━━━━━ DATA LISTING

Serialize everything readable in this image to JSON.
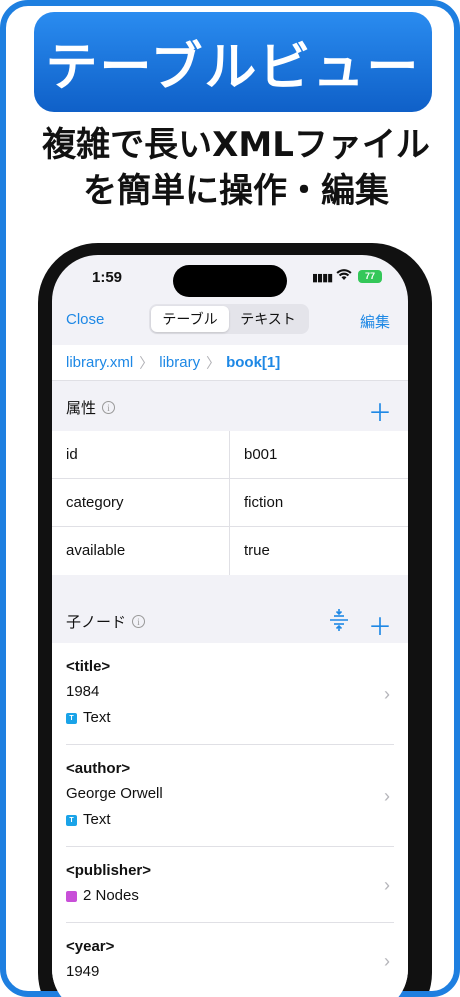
{
  "promo": {
    "banner": "テーブルビュー",
    "headline_line1": "複雑で長いXMLファイル",
    "headline_line2": "を簡単に操作・編集"
  },
  "status_bar": {
    "time": "1:59",
    "battery": "77"
  },
  "navbar": {
    "close": "Close",
    "edit": "編集",
    "segments": [
      "テーブル",
      "テキスト"
    ],
    "selected_segment": "テーブル"
  },
  "breadcrumb": [
    "library.xml",
    "library",
    "book[1]"
  ],
  "attributes": {
    "title": "属性",
    "rows": [
      {
        "key": "id",
        "value": "b001"
      },
      {
        "key": "category",
        "value": "fiction"
      },
      {
        "key": "available",
        "value": "true"
      }
    ]
  },
  "children": {
    "title": "子ノード",
    "items": [
      {
        "tag": "<title>",
        "value": "1984",
        "meta": "Text",
        "meta_type": "text"
      },
      {
        "tag": "<author>",
        "value": "George Orwell",
        "meta": "Text",
        "meta_type": "text"
      },
      {
        "tag": "<publisher>",
        "value": "",
        "meta": "2 Nodes",
        "meta_type": "nodes"
      },
      {
        "tag": "<year>",
        "value": "1949",
        "meta": "",
        "meta_type": ""
      }
    ]
  },
  "colors": {
    "accent": "#1e88e5",
    "frame": "#1e7fe0",
    "text_badge": "#1aa3e8",
    "nodes_badge": "#c84fd8",
    "battery": "#34c759"
  }
}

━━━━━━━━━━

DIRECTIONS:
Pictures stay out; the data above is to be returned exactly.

EXERCISE RESPONSE:
Serialize everything readable in this image to JSON.
{
  "promo": {
    "banner": "テーブルビュー",
    "headline_line1": "複雑で長いXMLファイル",
    "headline_line2": "を簡単に操作・編集"
  },
  "status_bar": {
    "time": "1:59",
    "battery": "77"
  },
  "navbar": {
    "close": "Close",
    "edit": "編集",
    "segments": [
      "テーブル",
      "テキスト"
    ],
    "selected_segment": "テーブル"
  },
  "breadcrumb": [
    "library.xml",
    "library",
    "book[1]"
  ],
  "attributes": {
    "title": "属性",
    "rows": [
      {
        "key": "id",
        "value": "b001"
      },
      {
        "key": "category",
        "value": "fiction"
      },
      {
        "key": "available",
        "value": "true"
      }
    ]
  },
  "children": {
    "title": "子ノード",
    "items": [
      {
        "tag": "<title>",
        "value": "1984",
        "meta": "Text",
        "meta_type": "text"
      },
      {
        "tag": "<author>",
        "value": "George Orwell",
        "meta": "Text",
        "meta_type": "text"
      },
      {
        "tag": "<publisher>",
        "value": "",
        "meta": "2 Nodes",
        "meta_type": "nodes"
      },
      {
        "tag": "<year>",
        "value": "1949",
        "meta": "",
        "meta_type": ""
      }
    ]
  },
  "colors": {
    "accent": "#1e88e5",
    "frame": "#1e7fe0",
    "text_badge": "#1aa3e8",
    "nodes_badge": "#c84fd8",
    "battery": "#34c759"
  }
}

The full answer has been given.